Sacred Sites in Southeast Asia | Preah Khan at Kampong Svay

Preah Khan at Kampong Svay
Cambodia, Preah Vihear province, Angkor period (ruler: Suryavarman I), 11th century, Sandstone and laterite
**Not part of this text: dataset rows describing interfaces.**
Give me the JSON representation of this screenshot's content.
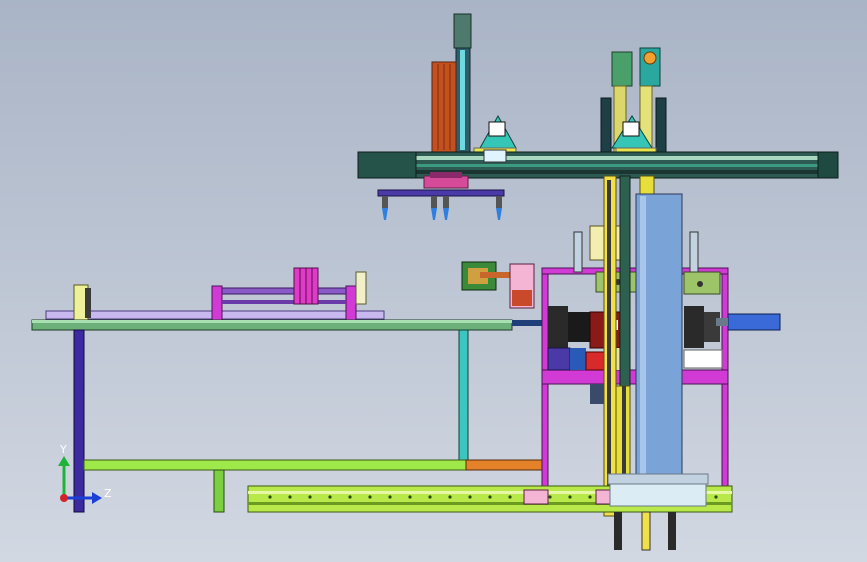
{
  "viewport": {
    "background_top": "#a9b4c6",
    "background_bottom": "#d2d8e2"
  },
  "triad": {
    "y_label": "Y",
    "z_label": "Z",
    "y_color": "#1fb33a",
    "z_color": "#1a3fd6",
    "x_color": "#d2232a"
  },
  "parts": {
    "colors": {
      "frame_magenta": "#d23ad6",
      "beam_dark": "#2d5a52",
      "rail_green": "#b8e84a",
      "column_blue": "#7aa3d8",
      "cylinder_orange": "#c8662c",
      "table_top": "#6cb07a",
      "conveyor_lilac": "#c9b8f0"
    },
    "icons": [
      "manipulator-icon",
      "gripper-icon",
      "cylinder-icon",
      "motor-icon"
    ]
  }
}
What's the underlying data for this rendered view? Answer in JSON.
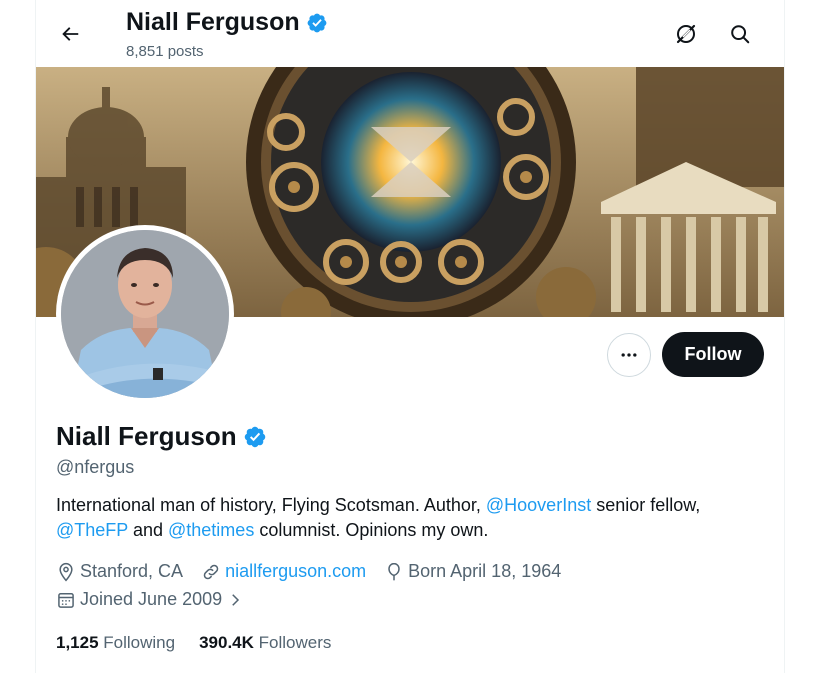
{
  "header": {
    "title": "Niall Ferguson",
    "posts": "8,851 posts"
  },
  "profile": {
    "name": "Niall Ferguson",
    "handle": "@nfergus",
    "bio": {
      "part1": "International man of history, Flying Scotsman. Author, ",
      "mention1": "@HooverInst",
      "part2": " senior fellow, ",
      "mention2": "@TheFP",
      "part3": " and ",
      "mention3": "@thetimes",
      "part4": " columnist. Opinions my own."
    },
    "location": "Stanford, CA",
    "website": "niallferguson.com",
    "birthday": "Born April 18, 1964",
    "joined": "Joined June 2009",
    "following_count": "1,125",
    "following_label": "Following",
    "followers_count": "390.4K",
    "followers_label": "Followers"
  },
  "actions": {
    "follow_label": "Follow"
  },
  "colors": {
    "accent": "#1d9bf0",
    "text": "#0f1419",
    "secondary": "#536471",
    "verified": "#1d9bf0"
  },
  "icons": [
    "back-arrow-icon",
    "grok-icon",
    "search-icon",
    "verified-badge-icon",
    "more-icon",
    "location-icon",
    "link-icon",
    "balloon-icon",
    "calendar-icon",
    "chevron-right-icon"
  ]
}
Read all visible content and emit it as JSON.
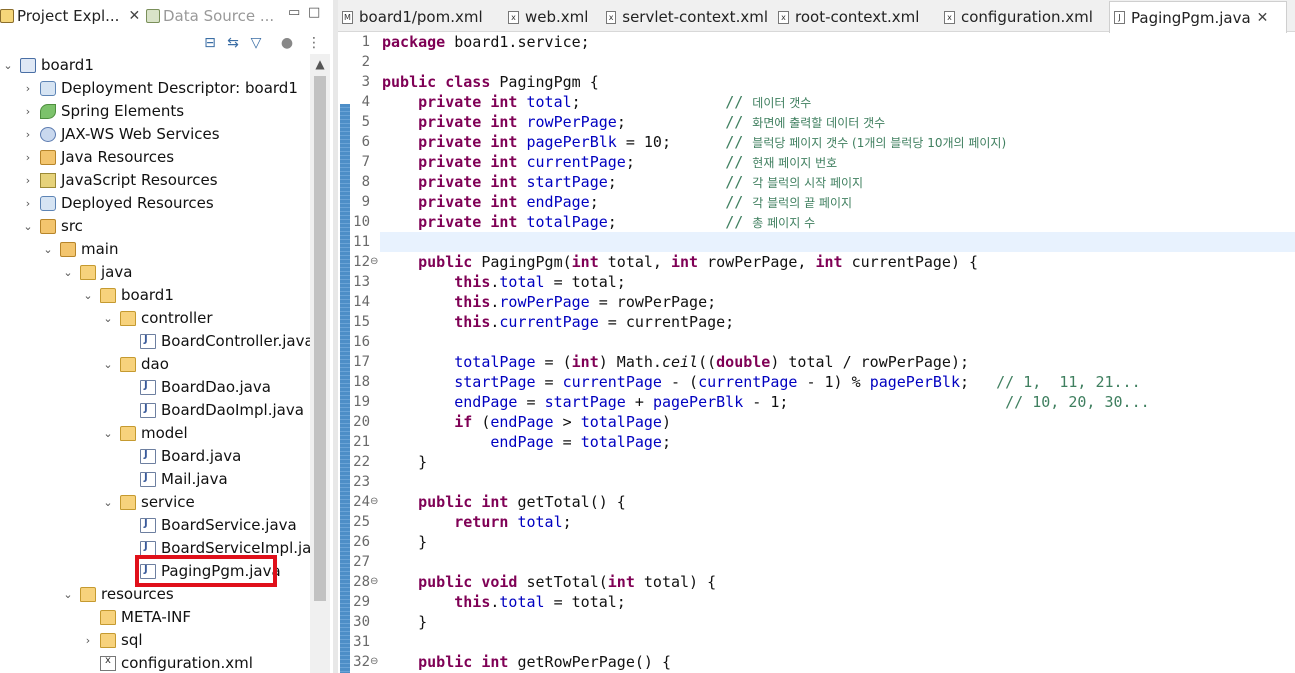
{
  "left_panel": {
    "tabs": [
      {
        "label": "Project Expl...",
        "active": true
      },
      {
        "label": "Data Source ...",
        "active": false
      }
    ]
  },
  "tree": [
    {
      "label": "board1",
      "icon": "project-icon",
      "depth": 0,
      "expanded": true
    },
    {
      "label": "Deployment Descriptor: board1",
      "icon": "deployment-descriptor-icon",
      "depth": 1,
      "expanded": false
    },
    {
      "label": "Spring Elements",
      "icon": "spring-icon",
      "depth": 1,
      "expanded": false
    },
    {
      "label": "JAX-WS Web Services",
      "icon": "web-services-icon",
      "depth": 1,
      "expanded": false
    },
    {
      "label": "Java Resources",
      "icon": "java-resources-icon",
      "depth": 1,
      "expanded": false
    },
    {
      "label": "JavaScript Resources",
      "icon": "javascript-resources-icon",
      "depth": 1,
      "expanded": false
    },
    {
      "label": "Deployed Resources",
      "icon": "deployed-resources-icon",
      "depth": 1,
      "expanded": false
    },
    {
      "label": "src",
      "icon": "source-folder-icon",
      "depth": 1,
      "expanded": true
    },
    {
      "label": "main",
      "icon": "source-folder-icon",
      "depth": 2,
      "expanded": true
    },
    {
      "label": "java",
      "icon": "folder-icon",
      "depth": 3,
      "expanded": true
    },
    {
      "label": "board1",
      "icon": "folder-icon",
      "depth": 4,
      "expanded": true
    },
    {
      "label": "controller",
      "icon": "folder-icon",
      "depth": 5,
      "expanded": true
    },
    {
      "label": "BoardController.java",
      "icon": "java-file-icon",
      "depth": 6,
      "expanded": null
    },
    {
      "label": "dao",
      "icon": "folder-icon",
      "depth": 5,
      "expanded": true
    },
    {
      "label": "BoardDao.java",
      "icon": "java-file-icon",
      "depth": 6,
      "expanded": null
    },
    {
      "label": "BoardDaoImpl.java",
      "icon": "java-file-icon",
      "depth": 6,
      "expanded": null
    },
    {
      "label": "model",
      "icon": "folder-icon",
      "depth": 5,
      "expanded": true
    },
    {
      "label": "Board.java",
      "icon": "java-file-icon",
      "depth": 6,
      "expanded": null
    },
    {
      "label": "Mail.java",
      "icon": "java-file-icon",
      "depth": 6,
      "expanded": null
    },
    {
      "label": "service",
      "icon": "folder-icon",
      "depth": 5,
      "expanded": true
    },
    {
      "label": "BoardService.java",
      "icon": "java-file-icon",
      "depth": 6,
      "expanded": null
    },
    {
      "label": "BoardServiceImpl.java",
      "icon": "java-file-icon",
      "depth": 6,
      "expanded": null
    },
    {
      "label": "PagingPgm.java",
      "icon": "java-file-icon",
      "depth": 6,
      "expanded": null,
      "selected": true
    },
    {
      "label": "resources",
      "icon": "folder-icon",
      "depth": 3,
      "expanded": true
    },
    {
      "label": "META-INF",
      "icon": "folder-icon",
      "depth": 4,
      "expanded": null
    },
    {
      "label": "sql",
      "icon": "folder-icon",
      "depth": 4,
      "expanded": false
    },
    {
      "label": "configuration.xml",
      "icon": "xml-file-icon",
      "depth": 4,
      "expanded": null
    }
  ],
  "editor": {
    "tabs": [
      {
        "label": "board1/pom.xml",
        "icon": "maven-file-icon",
        "active": false
      },
      {
        "label": "web.xml",
        "icon": "xml-file-icon",
        "active": false
      },
      {
        "label": "servlet-context.xml",
        "icon": "xml-file-icon",
        "active": false
      },
      {
        "label": "root-context.xml",
        "icon": "xml-file-icon",
        "active": false
      },
      {
        "label": "configuration.xml",
        "icon": "xml-file-icon",
        "active": false
      },
      {
        "label": "PagingPgm.java",
        "icon": "java-file-icon",
        "active": true
      }
    ],
    "current_line": 11,
    "lines": [
      {
        "n": "1",
        "fold": false,
        "tokens": [
          [
            "kw",
            "package"
          ],
          [
            "p",
            " board1.service;"
          ]
        ]
      },
      {
        "n": "2",
        "fold": false,
        "tokens": []
      },
      {
        "n": "3",
        "fold": false,
        "tokens": [
          [
            "kw",
            "public"
          ],
          [
            "p",
            " "
          ],
          [
            "kw",
            "class"
          ],
          [
            "p",
            " PagingPgm {"
          ]
        ]
      },
      {
        "n": "4",
        "fold": false,
        "tokens": [
          [
            "p",
            "    "
          ],
          [
            "kw",
            "private"
          ],
          [
            "p",
            " "
          ],
          [
            "kw",
            "int"
          ],
          [
            "p",
            " "
          ],
          [
            "fd",
            "total"
          ],
          [
            "p",
            ";                "
          ],
          [
            "cm",
            "// "
          ],
          [
            "cmk",
            "데이터 갯수"
          ]
        ]
      },
      {
        "n": "5",
        "fold": false,
        "tokens": [
          [
            "p",
            "    "
          ],
          [
            "kw",
            "private"
          ],
          [
            "p",
            " "
          ],
          [
            "kw",
            "int"
          ],
          [
            "p",
            " "
          ],
          [
            "fd",
            "rowPerPage"
          ],
          [
            "p",
            ";           "
          ],
          [
            "cm",
            "// "
          ],
          [
            "cmk",
            "화면에 출력할 데이터 갯수"
          ]
        ]
      },
      {
        "n": "6",
        "fold": false,
        "tokens": [
          [
            "p",
            "    "
          ],
          [
            "kw",
            "private"
          ],
          [
            "p",
            " "
          ],
          [
            "kw",
            "int"
          ],
          [
            "p",
            " "
          ],
          [
            "fd",
            "pagePerBlk"
          ],
          [
            "p",
            " = 10;      "
          ],
          [
            "cm",
            "// "
          ],
          [
            "cmk",
            "블럭당 페이지 갯수 (1개의 블럭당 10개의 페이지)"
          ]
        ]
      },
      {
        "n": "7",
        "fold": false,
        "tokens": [
          [
            "p",
            "    "
          ],
          [
            "kw",
            "private"
          ],
          [
            "p",
            " "
          ],
          [
            "kw",
            "int"
          ],
          [
            "p",
            " "
          ],
          [
            "fd",
            "currentPage"
          ],
          [
            "p",
            ";          "
          ],
          [
            "cm",
            "// "
          ],
          [
            "cmk",
            "현재 페이지 번호"
          ]
        ]
      },
      {
        "n": "8",
        "fold": false,
        "tokens": [
          [
            "p",
            "    "
          ],
          [
            "kw",
            "private"
          ],
          [
            "p",
            " "
          ],
          [
            "kw",
            "int"
          ],
          [
            "p",
            " "
          ],
          [
            "fd",
            "startPage"
          ],
          [
            "p",
            ";            "
          ],
          [
            "cm",
            "// "
          ],
          [
            "cmk",
            "각 블럭의 시작 페이지"
          ]
        ]
      },
      {
        "n": "9",
        "fold": false,
        "tokens": [
          [
            "p",
            "    "
          ],
          [
            "kw",
            "private"
          ],
          [
            "p",
            " "
          ],
          [
            "kw",
            "int"
          ],
          [
            "p",
            " "
          ],
          [
            "fd",
            "endPage"
          ],
          [
            "p",
            ";              "
          ],
          [
            "cm",
            "// "
          ],
          [
            "cmk",
            "각 블럭의 끝 페이지"
          ]
        ]
      },
      {
        "n": "10",
        "fold": false,
        "tokens": [
          [
            "p",
            "    "
          ],
          [
            "kw",
            "private"
          ],
          [
            "p",
            " "
          ],
          [
            "kw",
            "int"
          ],
          [
            "p",
            " "
          ],
          [
            "fd",
            "totalPage"
          ],
          [
            "p",
            ";            "
          ],
          [
            "cm",
            "// "
          ],
          [
            "cmk",
            "총 페이지 수"
          ]
        ]
      },
      {
        "n": "11",
        "fold": false,
        "tokens": []
      },
      {
        "n": "12",
        "fold": true,
        "tokens": [
          [
            "p",
            "    "
          ],
          [
            "kw",
            "public"
          ],
          [
            "p",
            " PagingPgm("
          ],
          [
            "kw",
            "int"
          ],
          [
            "p",
            " total, "
          ],
          [
            "kw",
            "int"
          ],
          [
            "p",
            " rowPerPage, "
          ],
          [
            "kw",
            "int"
          ],
          [
            "p",
            " currentPage) {"
          ]
        ]
      },
      {
        "n": "13",
        "fold": false,
        "tokens": [
          [
            "p",
            "        "
          ],
          [
            "kw",
            "this"
          ],
          [
            "p",
            "."
          ],
          [
            "fd",
            "total"
          ],
          [
            "p",
            " = total;"
          ]
        ]
      },
      {
        "n": "14",
        "fold": false,
        "tokens": [
          [
            "p",
            "        "
          ],
          [
            "kw",
            "this"
          ],
          [
            "p",
            "."
          ],
          [
            "fd",
            "rowPerPage"
          ],
          [
            "p",
            " = rowPerPage;"
          ]
        ]
      },
      {
        "n": "15",
        "fold": false,
        "tokens": [
          [
            "p",
            "        "
          ],
          [
            "kw",
            "this"
          ],
          [
            "p",
            "."
          ],
          [
            "fd",
            "currentPage"
          ],
          [
            "p",
            " = currentPage;"
          ]
        ]
      },
      {
        "n": "16",
        "fold": false,
        "tokens": []
      },
      {
        "n": "17",
        "fold": false,
        "tokens": [
          [
            "p",
            "        "
          ],
          [
            "fd",
            "totalPage"
          ],
          [
            "p",
            " = ("
          ],
          [
            "kw",
            "int"
          ],
          [
            "p",
            ") Math."
          ],
          [
            "it",
            "ceil"
          ],
          [
            "p",
            "(("
          ],
          [
            "kw",
            "double"
          ],
          [
            "p",
            ") total / rowPerPage);"
          ]
        ]
      },
      {
        "n": "18",
        "fold": false,
        "tokens": [
          [
            "p",
            "        "
          ],
          [
            "fd",
            "startPage"
          ],
          [
            "p",
            " = "
          ],
          [
            "fd",
            "currentPage"
          ],
          [
            "p",
            " - ("
          ],
          [
            "fd",
            "currentPage"
          ],
          [
            "p",
            " - 1) % "
          ],
          [
            "fd",
            "pagePerBlk"
          ],
          [
            "p",
            ";   "
          ],
          [
            "cm",
            "// 1,  11, 21..."
          ]
        ]
      },
      {
        "n": "19",
        "fold": false,
        "tokens": [
          [
            "p",
            "        "
          ],
          [
            "fd",
            "endPage"
          ],
          [
            "p",
            " = "
          ],
          [
            "fd",
            "startPage"
          ],
          [
            "p",
            " + "
          ],
          [
            "fd",
            "pagePerBlk"
          ],
          [
            "p",
            " - 1;                        "
          ],
          [
            "cm",
            "// 10, 20, 30..."
          ]
        ]
      },
      {
        "n": "20",
        "fold": false,
        "tokens": [
          [
            "p",
            "        "
          ],
          [
            "kw",
            "if"
          ],
          [
            "p",
            " ("
          ],
          [
            "fd",
            "endPage"
          ],
          [
            "p",
            " > "
          ],
          [
            "fd",
            "totalPage"
          ],
          [
            "p",
            ")"
          ]
        ]
      },
      {
        "n": "21",
        "fold": false,
        "tokens": [
          [
            "p",
            "            "
          ],
          [
            "fd",
            "endPage"
          ],
          [
            "p",
            " = "
          ],
          [
            "fd",
            "totalPage"
          ],
          [
            "p",
            ";"
          ]
        ]
      },
      {
        "n": "22",
        "fold": false,
        "tokens": [
          [
            "p",
            "    }"
          ]
        ]
      },
      {
        "n": "23",
        "fold": false,
        "tokens": []
      },
      {
        "n": "24",
        "fold": true,
        "tokens": [
          [
            "p",
            "    "
          ],
          [
            "kw",
            "public"
          ],
          [
            "p",
            " "
          ],
          [
            "kw",
            "int"
          ],
          [
            "p",
            " getTotal() {"
          ]
        ]
      },
      {
        "n": "25",
        "fold": false,
        "tokens": [
          [
            "p",
            "        "
          ],
          [
            "kw",
            "return"
          ],
          [
            "p",
            " "
          ],
          [
            "fd",
            "total"
          ],
          [
            "p",
            ";"
          ]
        ]
      },
      {
        "n": "26",
        "fold": false,
        "tokens": [
          [
            "p",
            "    }"
          ]
        ]
      },
      {
        "n": "27",
        "fold": false,
        "tokens": []
      },
      {
        "n": "28",
        "fold": true,
        "tokens": [
          [
            "p",
            "    "
          ],
          [
            "kw",
            "public"
          ],
          [
            "p",
            " "
          ],
          [
            "kw",
            "void"
          ],
          [
            "p",
            " setTotal("
          ],
          [
            "kw",
            "int"
          ],
          [
            "p",
            " total) {"
          ]
        ]
      },
      {
        "n": "29",
        "fold": false,
        "tokens": [
          [
            "p",
            "        "
          ],
          [
            "kw",
            "this"
          ],
          [
            "p",
            "."
          ],
          [
            "fd",
            "total"
          ],
          [
            "p",
            " = total;"
          ]
        ]
      },
      {
        "n": "30",
        "fold": false,
        "tokens": [
          [
            "p",
            "    }"
          ]
        ]
      },
      {
        "n": "31",
        "fold": false,
        "tokens": []
      },
      {
        "n": "32",
        "fold": true,
        "tokens": [
          [
            "p",
            "    "
          ],
          [
            "kw",
            "public"
          ],
          [
            "p",
            " "
          ],
          [
            "kw",
            "int"
          ],
          [
            "p",
            " getRowPerPage() {"
          ]
        ]
      }
    ]
  }
}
Pictures alone cannot possibly communicate the vastness of Preah Khan in Kampong Svay province. The temple lies roughly one hundred kilometers directly east of the Angkor center and is difficult to reach. The complex today is overgrown with dense, lush jungle and provides an intriguing challenge to explore. From ground level it is difficult to appreciate the scope and scale. Aerial imagery alone can begin to give a sense that Preah Khan was not a single temple but an immense complex of shrines and auxiliary buildings surrounded by walls, moats, and rectangular artificial lakes. In short, it was a city of its own accord, connected with Angkor through ancient networks of bridges and roads. Scholars have recently shown that the area was important for smelting and mining, and that it served as a rich source of minerals for the entire Angkor Empire.